Robot Assisted Spine Surgery with Dr. Serak

Robot assisted spine surgery utilizes the good things about spinal navigation but significantly increases the accuracy of screw placement into the bone.

Prior to or during surgery, the surgeon can plan where he wants to place the screws based on CT scans that provide 3D visualization of the bones of the spine. The robotic arm then assists the surgeon in placement of the screws as planned on the CT.

Through spinal navigation Virtual Reality, the surgeon can see exactly where the screws are being placed in real-time. The robot not only places screws with very high accuracy, it also makes the surgeon more efficient, leading to less time under anesthesia for the patient and a faster recovery.

History of Robotics

Over the past decade or two, robotic surgery has revolutionized many medical specialties including spine surgery.

Early robotic assisted spine surgery was impractical. Generally, these first-generation robots decreased efficiency and were not always accurate, which is a big deal when you're dealing with millimeters.

Prior to robotic assisted spine surgery, fusions were performed by placing screws and rods using x-ray or real time spinal navigation. X-ray worked well, but it was sometimes difficult to know exactly where screws were placed based on X-ray alone.
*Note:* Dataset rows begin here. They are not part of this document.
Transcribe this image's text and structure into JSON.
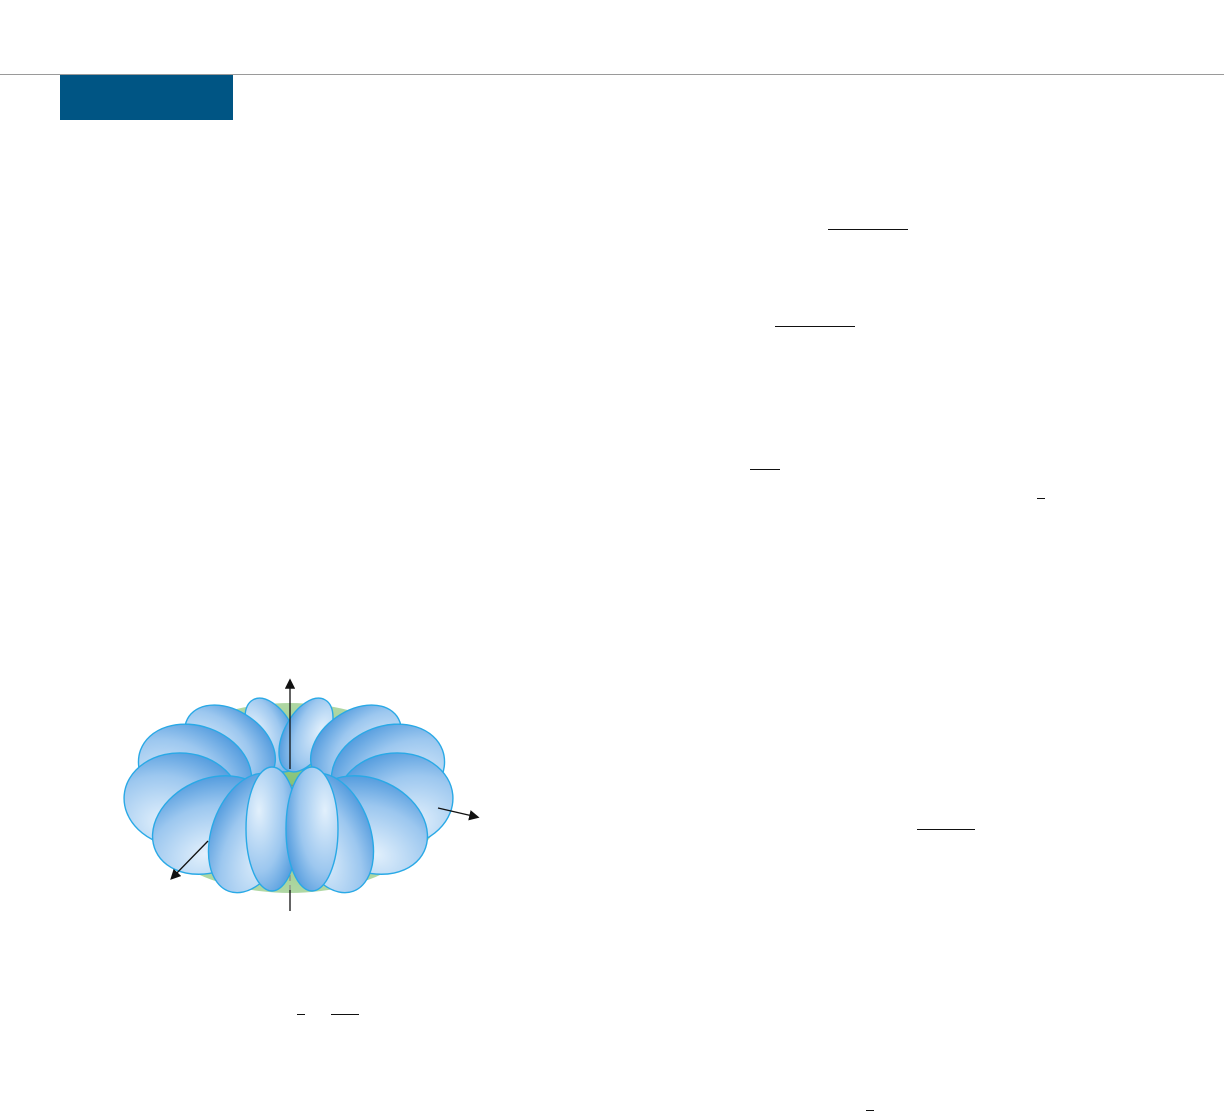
{
  "page": {
    "header_rule_color": "#9a9a9a",
    "section_tab_color": "#005584"
  },
  "figure": {
    "description_icon": "torus-solid-of-revolution",
    "colors": {
      "torus_fill": "#a6cf9a",
      "slice_fill_light": "#d9ecfb",
      "slice_fill_dark": "#2f86d6",
      "slice_stroke": "#29a9e6",
      "axis_color": "#111111",
      "hidden_axis_color": "#8a8a8a"
    }
  }
}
Spinal navigation, which essentially relies on virtual reality to place screws into the bone by hand, is great but if the machine loses track of where the spine is in space, the accuracy would decrease and may cause a misplaced screw which may not be caught until the patient develops symptoms after surgery.

Spinal robotic technology has improved rapidly over the course of time and is now decreasing operative time and increasing surgical accuracy, as well as helping to make spinal surgery less invasive for the patient. This contributes to better surgery outcomes, as well as faster recovery.

Minimally Invasive Spine Surgery

Most of my patients don’t require spine surgery. My goal is to determine the best treatment to relieve the patients’ symptoms. Oftentimes, that involves physical therapy, spinal injections, or a variety of other treatments.

I specialize in minimally invasive spine surgery. The goal of this type of surgery is to preserve the muscles surrounding the spine, as well as the structures of the spine including bones, ligaments and discs. The advantages of minimally invasive spine surgery compared to traditional approaches include shorter hospital stay, faster return to work and less need for narcotic pain medication.

You Might Also Enjoy...

Cerebral Aneurysm with Dr. Arias

An aneurysm is a small balloon that forms on a weakening wall of a blood vessel. It is estimated that about 2 to 4% of the world’s population have cerebral aneurysms. Cerebral aneurysm diagnoses are becoming more common as they are found when...

Brain Tumor Surgery with Dr. Arias

Surgery for brain tumors involves general anesthesia which means the patient is completely asleep for the entire procedure. In some cases, the patient will be woken up during the surgery for monitoring the area of the brain that is being operated on.

Brain Imaging with Dr. Arias

Being diagnosed with a brain tumor can be scary and life-altering. Part of the initial evaluation after a brain tumor is diagnosed is imaging. This can include a CT scan or an MRI.

Fusion vs Non Fusion Surgery with Dr. Robinson

Spine surgery is a complex decision-making process. There are decompression surgeries and there are surgeries that involve both decompression and fusion and it is important to understand the difference between the two.

Pre and Post Op Tips for Spine Surgery with Dr. Robinson

It is important to be prepared before surgery to make sure that there is a clear understanding of which medicines can be continued and which should be stopped and how far in advance some medicines need to be stopped prior to surgery.